Fresh vegetable exports to China from Australia
Australia is a world leader in growing technology and invests heavily in research and development (R&D), which has led to increased crop yields and farms where less and less human labour is required. However, Australia will never be able to compete with local Chinese vegetable production regarding labour and production cost. As such, a greater focus should be placed on differentiating Australia’s products, allowing Chinese markets to be secured using factors other than price.
Chinese women are an important demographic group as far as food consumption is concerned. It is estimated that women in China hold about 60% of spending power and that they determine 78% of daily purchases in households. Research shows that 83% of Chinese middle-class consumers are willing to pay more for safe food products. This is a clear opportunity for Australian vegetable exporters, who while not competitive on price, are able to market their products with a safety guarantee to Chinese middle-class consumers.
The value of Australia’s fresh vegetable exports is rising more than 60 per cent over the past five years. Australian fruit exports to China have grown fivefold in just four years, and there is ample opportunity to ramp up exports of vegetables into Asia, according to a new ANZ report.
The top export markets for locally grown fresh vegetables are Singapore, the United Arab Emirates, Japan, Malaysia and Hong Kong. Carrots are the star performer, with exports increasing to 110,000 tonnes last year at a value of $91 million. Onions and potatoes are the second and third most popular vegetables exported.
Expert say that the industry had performed solidly in recent years and yet was too often compared with fresh fruit export sales, which exceeded $1 billion last year off the back of strong sales to China, Hong Kong, Japan and Korea.
International market access also makes comparisons problematic as few vegetables have market access to China, which has been the backbone of fresh fruit sales for top performing categories such as citrus and table grapes. Also, Australia’s high cost of labour makes it harder for vegetable growers to compete on an international stage. One of Victoria’s biggest carrot growers, Rocky Lamattina & Sons, which grows on 2430ha in Wemen, 75km southeast of Mildura, exports its produce only when global prices are high enough to cover production costs.

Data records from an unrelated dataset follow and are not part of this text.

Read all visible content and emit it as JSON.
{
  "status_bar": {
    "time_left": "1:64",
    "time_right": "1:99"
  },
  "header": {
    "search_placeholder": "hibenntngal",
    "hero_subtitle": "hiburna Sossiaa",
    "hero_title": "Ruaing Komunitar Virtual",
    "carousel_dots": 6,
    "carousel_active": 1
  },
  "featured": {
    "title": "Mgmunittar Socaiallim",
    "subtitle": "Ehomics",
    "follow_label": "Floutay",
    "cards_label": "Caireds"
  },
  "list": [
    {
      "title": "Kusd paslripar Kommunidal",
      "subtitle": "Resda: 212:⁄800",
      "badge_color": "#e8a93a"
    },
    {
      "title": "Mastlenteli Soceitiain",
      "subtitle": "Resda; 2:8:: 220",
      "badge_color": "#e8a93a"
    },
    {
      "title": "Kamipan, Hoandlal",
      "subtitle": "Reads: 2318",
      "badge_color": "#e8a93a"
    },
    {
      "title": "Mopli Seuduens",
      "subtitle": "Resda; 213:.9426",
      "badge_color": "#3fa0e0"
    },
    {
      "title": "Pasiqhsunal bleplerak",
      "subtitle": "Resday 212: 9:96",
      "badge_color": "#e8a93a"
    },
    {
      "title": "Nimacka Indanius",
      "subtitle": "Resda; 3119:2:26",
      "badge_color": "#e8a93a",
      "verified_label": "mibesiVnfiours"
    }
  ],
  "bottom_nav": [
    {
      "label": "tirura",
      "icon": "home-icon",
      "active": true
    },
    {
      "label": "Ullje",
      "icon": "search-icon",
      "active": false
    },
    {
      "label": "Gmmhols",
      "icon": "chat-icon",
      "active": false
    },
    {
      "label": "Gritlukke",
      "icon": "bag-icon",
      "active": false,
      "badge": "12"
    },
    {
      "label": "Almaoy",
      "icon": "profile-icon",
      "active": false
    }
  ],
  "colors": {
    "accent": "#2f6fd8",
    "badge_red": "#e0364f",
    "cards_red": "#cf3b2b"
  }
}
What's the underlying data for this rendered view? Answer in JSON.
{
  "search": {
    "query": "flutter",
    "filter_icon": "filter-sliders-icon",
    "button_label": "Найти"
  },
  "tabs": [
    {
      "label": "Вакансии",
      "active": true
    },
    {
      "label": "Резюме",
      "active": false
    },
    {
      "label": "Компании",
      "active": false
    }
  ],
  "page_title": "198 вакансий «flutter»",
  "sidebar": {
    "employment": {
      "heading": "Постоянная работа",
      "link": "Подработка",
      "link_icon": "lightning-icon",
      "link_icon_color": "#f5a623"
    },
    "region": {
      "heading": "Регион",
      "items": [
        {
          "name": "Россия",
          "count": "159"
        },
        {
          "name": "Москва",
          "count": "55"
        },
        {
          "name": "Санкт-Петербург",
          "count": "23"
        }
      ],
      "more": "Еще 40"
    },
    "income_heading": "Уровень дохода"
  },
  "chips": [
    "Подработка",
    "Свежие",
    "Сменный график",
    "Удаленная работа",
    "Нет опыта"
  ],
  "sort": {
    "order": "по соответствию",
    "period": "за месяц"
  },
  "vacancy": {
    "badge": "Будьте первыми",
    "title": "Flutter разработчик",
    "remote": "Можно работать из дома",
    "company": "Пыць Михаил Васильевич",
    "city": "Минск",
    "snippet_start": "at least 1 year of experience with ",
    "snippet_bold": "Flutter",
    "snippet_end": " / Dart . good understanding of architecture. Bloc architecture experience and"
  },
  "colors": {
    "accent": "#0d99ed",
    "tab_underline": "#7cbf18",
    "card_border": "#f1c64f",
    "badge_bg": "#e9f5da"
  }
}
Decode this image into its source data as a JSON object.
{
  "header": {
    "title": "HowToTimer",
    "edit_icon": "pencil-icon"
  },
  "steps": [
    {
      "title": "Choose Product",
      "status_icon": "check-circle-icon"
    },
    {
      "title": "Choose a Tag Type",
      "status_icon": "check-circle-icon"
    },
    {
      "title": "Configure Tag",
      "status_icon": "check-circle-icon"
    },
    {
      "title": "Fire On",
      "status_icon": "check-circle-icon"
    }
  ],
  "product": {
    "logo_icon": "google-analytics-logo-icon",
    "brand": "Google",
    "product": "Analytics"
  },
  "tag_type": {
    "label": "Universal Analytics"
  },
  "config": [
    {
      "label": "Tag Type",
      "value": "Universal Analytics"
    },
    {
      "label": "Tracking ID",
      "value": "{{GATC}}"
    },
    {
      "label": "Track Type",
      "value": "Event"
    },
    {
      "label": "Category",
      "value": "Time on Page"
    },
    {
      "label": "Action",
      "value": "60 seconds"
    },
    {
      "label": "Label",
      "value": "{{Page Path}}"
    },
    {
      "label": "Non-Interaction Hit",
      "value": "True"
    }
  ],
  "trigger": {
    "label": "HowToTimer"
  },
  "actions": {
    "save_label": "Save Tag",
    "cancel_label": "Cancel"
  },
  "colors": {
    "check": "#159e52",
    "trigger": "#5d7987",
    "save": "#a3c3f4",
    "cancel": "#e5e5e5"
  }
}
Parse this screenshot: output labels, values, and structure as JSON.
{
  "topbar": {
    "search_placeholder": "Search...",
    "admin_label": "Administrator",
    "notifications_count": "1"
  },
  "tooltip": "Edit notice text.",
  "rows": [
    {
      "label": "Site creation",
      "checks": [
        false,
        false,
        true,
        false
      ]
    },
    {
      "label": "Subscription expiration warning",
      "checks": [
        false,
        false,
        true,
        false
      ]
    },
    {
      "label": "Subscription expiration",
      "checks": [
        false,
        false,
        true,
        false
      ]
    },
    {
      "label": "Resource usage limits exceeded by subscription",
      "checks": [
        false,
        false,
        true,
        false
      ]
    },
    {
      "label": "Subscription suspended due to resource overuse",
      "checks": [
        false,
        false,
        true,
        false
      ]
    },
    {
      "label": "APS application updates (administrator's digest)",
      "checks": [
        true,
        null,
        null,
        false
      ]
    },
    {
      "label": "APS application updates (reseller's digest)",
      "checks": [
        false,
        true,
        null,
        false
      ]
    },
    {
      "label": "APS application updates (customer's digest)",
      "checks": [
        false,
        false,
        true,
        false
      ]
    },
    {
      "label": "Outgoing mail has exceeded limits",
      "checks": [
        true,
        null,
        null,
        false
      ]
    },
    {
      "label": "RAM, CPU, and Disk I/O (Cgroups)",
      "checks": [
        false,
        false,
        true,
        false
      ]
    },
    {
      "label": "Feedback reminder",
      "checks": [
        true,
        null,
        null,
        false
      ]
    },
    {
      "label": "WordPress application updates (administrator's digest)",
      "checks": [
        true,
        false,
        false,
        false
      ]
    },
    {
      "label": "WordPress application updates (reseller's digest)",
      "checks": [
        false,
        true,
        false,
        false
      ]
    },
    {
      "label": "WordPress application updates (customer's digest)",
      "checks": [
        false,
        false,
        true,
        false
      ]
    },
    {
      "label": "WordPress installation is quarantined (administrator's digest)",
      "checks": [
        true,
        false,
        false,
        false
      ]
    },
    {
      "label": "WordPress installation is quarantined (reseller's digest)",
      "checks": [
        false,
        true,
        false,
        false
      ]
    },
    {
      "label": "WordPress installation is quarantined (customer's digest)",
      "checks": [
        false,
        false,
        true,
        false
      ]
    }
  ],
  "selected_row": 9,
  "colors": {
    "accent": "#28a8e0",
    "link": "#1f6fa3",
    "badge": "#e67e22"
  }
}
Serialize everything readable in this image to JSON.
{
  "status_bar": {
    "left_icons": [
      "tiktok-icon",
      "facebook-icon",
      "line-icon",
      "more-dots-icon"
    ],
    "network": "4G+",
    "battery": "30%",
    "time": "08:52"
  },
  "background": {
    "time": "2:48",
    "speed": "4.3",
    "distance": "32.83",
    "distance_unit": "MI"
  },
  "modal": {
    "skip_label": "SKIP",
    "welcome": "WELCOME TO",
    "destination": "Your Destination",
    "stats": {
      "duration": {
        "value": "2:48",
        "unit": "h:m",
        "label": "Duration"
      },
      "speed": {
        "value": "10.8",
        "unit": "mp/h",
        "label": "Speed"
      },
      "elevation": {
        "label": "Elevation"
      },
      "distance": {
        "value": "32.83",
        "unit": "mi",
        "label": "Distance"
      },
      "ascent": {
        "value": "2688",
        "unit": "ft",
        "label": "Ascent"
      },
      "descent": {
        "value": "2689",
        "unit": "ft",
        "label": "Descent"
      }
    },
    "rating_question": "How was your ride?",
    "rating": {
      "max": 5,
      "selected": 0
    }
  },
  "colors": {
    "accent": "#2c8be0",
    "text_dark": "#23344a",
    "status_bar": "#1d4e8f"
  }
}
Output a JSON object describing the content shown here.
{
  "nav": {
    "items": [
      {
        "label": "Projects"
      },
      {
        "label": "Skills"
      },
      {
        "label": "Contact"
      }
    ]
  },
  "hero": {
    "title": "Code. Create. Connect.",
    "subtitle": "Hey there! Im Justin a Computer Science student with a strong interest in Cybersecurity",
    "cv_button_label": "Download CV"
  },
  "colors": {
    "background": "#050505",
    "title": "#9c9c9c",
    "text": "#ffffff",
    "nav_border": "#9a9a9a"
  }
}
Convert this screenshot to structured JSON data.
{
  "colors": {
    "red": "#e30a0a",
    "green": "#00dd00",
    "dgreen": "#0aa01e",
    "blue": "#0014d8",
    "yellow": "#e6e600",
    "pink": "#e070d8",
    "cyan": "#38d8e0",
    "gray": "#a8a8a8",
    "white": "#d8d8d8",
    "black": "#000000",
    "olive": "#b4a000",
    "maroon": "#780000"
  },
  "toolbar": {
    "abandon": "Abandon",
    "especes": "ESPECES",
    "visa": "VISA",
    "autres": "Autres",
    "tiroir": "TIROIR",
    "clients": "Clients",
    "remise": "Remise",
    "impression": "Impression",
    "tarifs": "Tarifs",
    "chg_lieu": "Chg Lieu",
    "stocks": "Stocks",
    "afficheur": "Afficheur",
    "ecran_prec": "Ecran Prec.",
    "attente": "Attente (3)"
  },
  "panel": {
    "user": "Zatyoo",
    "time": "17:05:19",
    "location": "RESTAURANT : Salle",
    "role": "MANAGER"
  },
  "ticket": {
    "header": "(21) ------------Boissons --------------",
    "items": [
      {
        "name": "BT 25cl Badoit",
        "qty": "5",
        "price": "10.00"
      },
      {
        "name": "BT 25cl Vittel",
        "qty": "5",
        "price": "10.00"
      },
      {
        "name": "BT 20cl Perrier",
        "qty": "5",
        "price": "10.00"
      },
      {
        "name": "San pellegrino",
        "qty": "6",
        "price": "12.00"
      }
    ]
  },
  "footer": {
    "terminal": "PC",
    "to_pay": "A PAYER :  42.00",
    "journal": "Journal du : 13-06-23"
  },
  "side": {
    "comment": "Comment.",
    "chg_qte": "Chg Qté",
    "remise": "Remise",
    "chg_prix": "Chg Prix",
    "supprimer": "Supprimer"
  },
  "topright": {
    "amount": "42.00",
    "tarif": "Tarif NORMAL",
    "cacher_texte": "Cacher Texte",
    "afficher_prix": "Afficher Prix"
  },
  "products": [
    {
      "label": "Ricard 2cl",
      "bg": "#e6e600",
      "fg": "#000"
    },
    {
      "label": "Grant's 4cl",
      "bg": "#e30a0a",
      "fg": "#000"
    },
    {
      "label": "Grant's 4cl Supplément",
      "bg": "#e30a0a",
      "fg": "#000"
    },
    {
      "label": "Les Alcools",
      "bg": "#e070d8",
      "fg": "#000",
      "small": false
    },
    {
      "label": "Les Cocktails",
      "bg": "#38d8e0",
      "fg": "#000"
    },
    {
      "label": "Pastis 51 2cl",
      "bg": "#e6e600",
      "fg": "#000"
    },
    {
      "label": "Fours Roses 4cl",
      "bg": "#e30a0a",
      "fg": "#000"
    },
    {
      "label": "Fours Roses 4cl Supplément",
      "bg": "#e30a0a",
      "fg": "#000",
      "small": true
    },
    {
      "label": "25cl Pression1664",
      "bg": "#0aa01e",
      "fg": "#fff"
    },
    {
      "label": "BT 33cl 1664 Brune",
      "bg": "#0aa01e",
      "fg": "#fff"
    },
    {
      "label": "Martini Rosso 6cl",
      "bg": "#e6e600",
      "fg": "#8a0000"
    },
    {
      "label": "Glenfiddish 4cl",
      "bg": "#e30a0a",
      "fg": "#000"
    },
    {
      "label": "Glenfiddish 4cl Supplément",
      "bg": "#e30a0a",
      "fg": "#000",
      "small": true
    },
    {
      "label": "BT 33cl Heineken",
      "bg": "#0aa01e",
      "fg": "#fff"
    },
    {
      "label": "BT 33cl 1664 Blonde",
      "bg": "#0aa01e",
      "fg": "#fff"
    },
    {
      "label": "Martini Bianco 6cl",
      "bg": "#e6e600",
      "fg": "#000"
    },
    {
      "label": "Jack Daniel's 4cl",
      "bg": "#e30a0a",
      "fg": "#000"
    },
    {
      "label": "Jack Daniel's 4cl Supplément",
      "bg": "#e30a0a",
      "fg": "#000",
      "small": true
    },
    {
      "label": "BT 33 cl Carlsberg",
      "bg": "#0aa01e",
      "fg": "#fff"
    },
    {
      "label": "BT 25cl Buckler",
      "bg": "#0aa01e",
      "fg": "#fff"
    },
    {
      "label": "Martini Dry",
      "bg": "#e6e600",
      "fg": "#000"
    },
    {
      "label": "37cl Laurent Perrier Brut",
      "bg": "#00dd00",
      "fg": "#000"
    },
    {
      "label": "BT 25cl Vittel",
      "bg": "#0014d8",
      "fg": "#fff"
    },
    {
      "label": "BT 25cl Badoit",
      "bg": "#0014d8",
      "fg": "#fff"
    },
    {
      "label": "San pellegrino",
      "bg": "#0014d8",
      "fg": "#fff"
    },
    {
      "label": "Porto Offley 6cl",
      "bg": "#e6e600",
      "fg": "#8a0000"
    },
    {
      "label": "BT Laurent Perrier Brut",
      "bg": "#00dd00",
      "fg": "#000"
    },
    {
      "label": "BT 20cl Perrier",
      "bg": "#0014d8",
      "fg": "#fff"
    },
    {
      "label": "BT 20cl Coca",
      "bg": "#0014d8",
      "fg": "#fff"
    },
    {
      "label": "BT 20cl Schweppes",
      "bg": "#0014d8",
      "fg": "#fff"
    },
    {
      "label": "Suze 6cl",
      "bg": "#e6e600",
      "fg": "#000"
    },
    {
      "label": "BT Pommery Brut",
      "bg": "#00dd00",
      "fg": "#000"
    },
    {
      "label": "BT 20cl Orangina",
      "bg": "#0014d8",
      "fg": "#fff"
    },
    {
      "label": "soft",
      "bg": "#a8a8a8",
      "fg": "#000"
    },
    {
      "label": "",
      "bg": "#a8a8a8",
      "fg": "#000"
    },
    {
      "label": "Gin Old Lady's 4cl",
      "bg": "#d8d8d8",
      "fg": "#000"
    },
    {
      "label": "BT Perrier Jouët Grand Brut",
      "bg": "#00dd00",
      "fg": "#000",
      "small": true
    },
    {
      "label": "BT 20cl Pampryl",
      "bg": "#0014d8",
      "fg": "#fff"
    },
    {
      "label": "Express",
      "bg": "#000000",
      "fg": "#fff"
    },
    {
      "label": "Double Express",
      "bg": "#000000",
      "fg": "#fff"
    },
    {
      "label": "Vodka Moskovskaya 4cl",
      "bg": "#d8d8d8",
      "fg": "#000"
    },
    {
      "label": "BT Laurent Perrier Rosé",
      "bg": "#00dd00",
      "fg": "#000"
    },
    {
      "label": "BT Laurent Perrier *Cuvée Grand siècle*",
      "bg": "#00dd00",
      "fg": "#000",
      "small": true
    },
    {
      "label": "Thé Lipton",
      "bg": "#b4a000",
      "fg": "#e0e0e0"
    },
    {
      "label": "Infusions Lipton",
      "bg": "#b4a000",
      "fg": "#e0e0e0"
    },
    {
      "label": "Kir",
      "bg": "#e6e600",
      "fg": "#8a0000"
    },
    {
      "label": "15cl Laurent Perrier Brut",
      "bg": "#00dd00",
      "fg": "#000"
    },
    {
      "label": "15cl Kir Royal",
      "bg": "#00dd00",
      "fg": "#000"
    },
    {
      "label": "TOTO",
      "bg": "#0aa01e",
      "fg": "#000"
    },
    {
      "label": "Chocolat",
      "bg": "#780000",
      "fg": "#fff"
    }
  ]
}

The national vegetable industry is aiming to increase the value of fresh exports to $315 million by 2020 to capitalise on a growing middle class in Asia and the Middle East and to reduce reliance on a competitive domestic market.
ANZ’s head of agribusiness, Mark Bennett, said this was a boon for local growers, as these markets were some of the highest paying for Australian fresh fruit and vegetables.
“The rise of the Asian middle class and associated increase in demand for meat and protein is well documented,” Mr Bennett said. “The impact on demand for fresh fruit and vegetables is equally as exciting an opportunity for Australian exporters.”
The report says the biggest hurdle for Australian vegetable exporters looking towards Asia is a lack of quarantine protocols, particularly with China. Australia has protocols into the country for the importation of almonds, citrus, table grapes, cherries, Tasmanian apples, lettuce, asparagus and, more recently, stone fruit.
Federal Agriculture Minister David Littleproud said “More than ever before people are interested in where their food comes from and how it is produced. Australia stands to benefit as a producer of high quality, highly sought-after produce,” he said.